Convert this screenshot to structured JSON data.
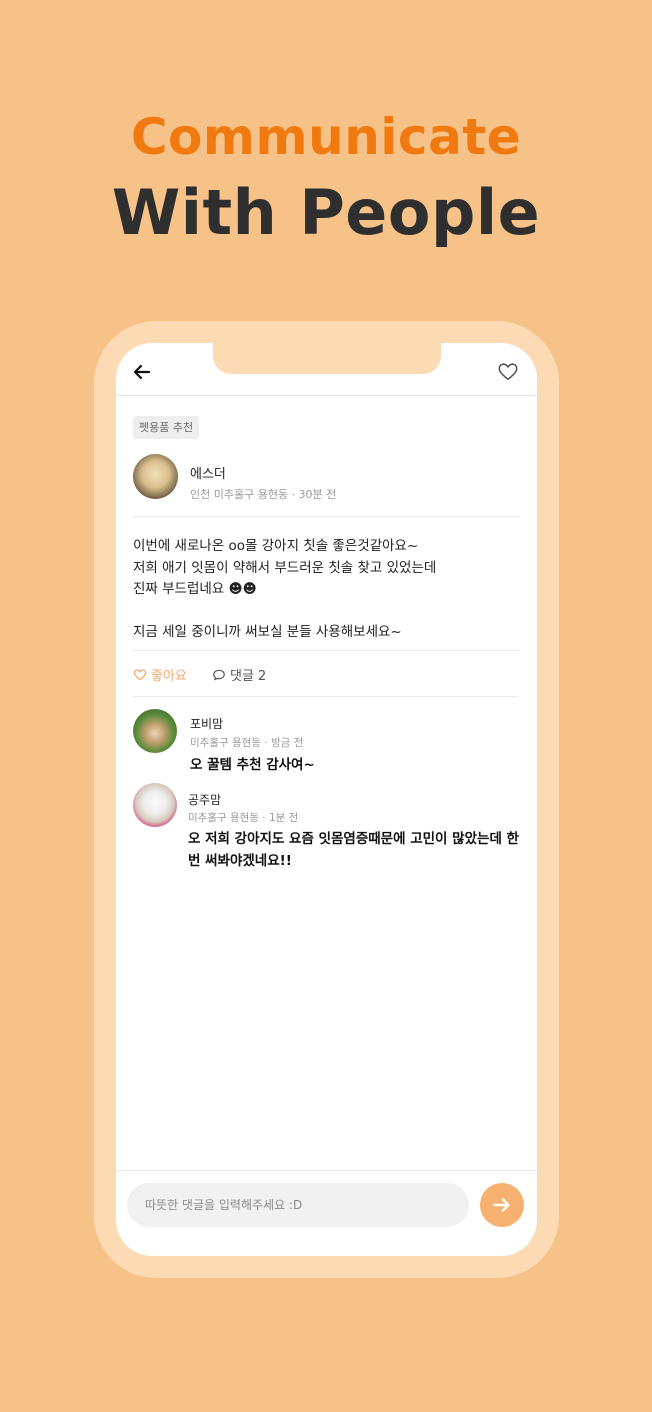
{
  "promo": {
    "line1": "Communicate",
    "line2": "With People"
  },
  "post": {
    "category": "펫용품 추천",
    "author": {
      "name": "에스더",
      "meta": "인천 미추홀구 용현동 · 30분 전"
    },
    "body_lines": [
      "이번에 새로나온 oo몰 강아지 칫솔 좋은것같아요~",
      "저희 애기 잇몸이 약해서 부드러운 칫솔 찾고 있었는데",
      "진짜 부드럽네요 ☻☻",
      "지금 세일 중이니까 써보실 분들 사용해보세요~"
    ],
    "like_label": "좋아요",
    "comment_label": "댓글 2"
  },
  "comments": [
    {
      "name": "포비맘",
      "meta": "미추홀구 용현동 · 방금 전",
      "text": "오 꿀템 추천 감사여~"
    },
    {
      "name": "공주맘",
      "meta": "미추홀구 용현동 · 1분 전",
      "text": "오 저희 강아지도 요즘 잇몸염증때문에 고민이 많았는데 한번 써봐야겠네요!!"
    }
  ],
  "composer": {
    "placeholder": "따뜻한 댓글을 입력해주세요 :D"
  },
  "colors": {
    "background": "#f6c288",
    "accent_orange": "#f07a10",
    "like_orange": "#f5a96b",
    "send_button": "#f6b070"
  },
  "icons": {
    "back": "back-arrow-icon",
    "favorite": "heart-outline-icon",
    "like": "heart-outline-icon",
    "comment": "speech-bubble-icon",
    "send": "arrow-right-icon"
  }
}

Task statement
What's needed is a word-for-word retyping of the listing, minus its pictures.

Finished exercise
Convert this screenshot to structured JSON data.
{
  "promo": {
    "line1": "Communicate",
    "line2": "With People"
  },
  "post": {
    "category": "펫용품 추천",
    "author": {
      "name": "에스더",
      "meta": "인천 미추홀구 용현동 · 30분 전"
    },
    "body_lines": [
      "이번에 새로나온 oo몰 강아지 칫솔 좋은것같아요~",
      "저희 애기 잇몸이 약해서 부드러운 칫솔 찾고 있었는데",
      "진짜 부드럽네요 ☻☻",
      "지금 세일 중이니까 써보실 분들 사용해보세요~"
    ],
    "like_label": "좋아요",
    "comment_label": "댓글 2"
  },
  "comments": [
    {
      "name": "포비맘",
      "meta": "미추홀구 용현동 · 방금 전",
      "text": "오 꿀템 추천 감사여~"
    },
    {
      "name": "공주맘",
      "meta": "미추홀구 용현동 · 1분 전",
      "text": "오 저희 강아지도 요즘 잇몸염증때문에 고민이 많았는데 한번 써봐야겠네요!!"
    }
  ],
  "composer": {
    "placeholder": "따뜻한 댓글을 입력해주세요 :D"
  },
  "colors": {
    "background": "#f6c288",
    "accent_orange": "#f07a10",
    "like_orange": "#f5a96b",
    "send_button": "#f6b070"
  },
  "icons": {
    "back": "back-arrow-icon",
    "favorite": "heart-outline-icon",
    "like": "heart-outline-icon",
    "comment": "speech-bubble-icon",
    "send": "arrow-right-icon"
  }
}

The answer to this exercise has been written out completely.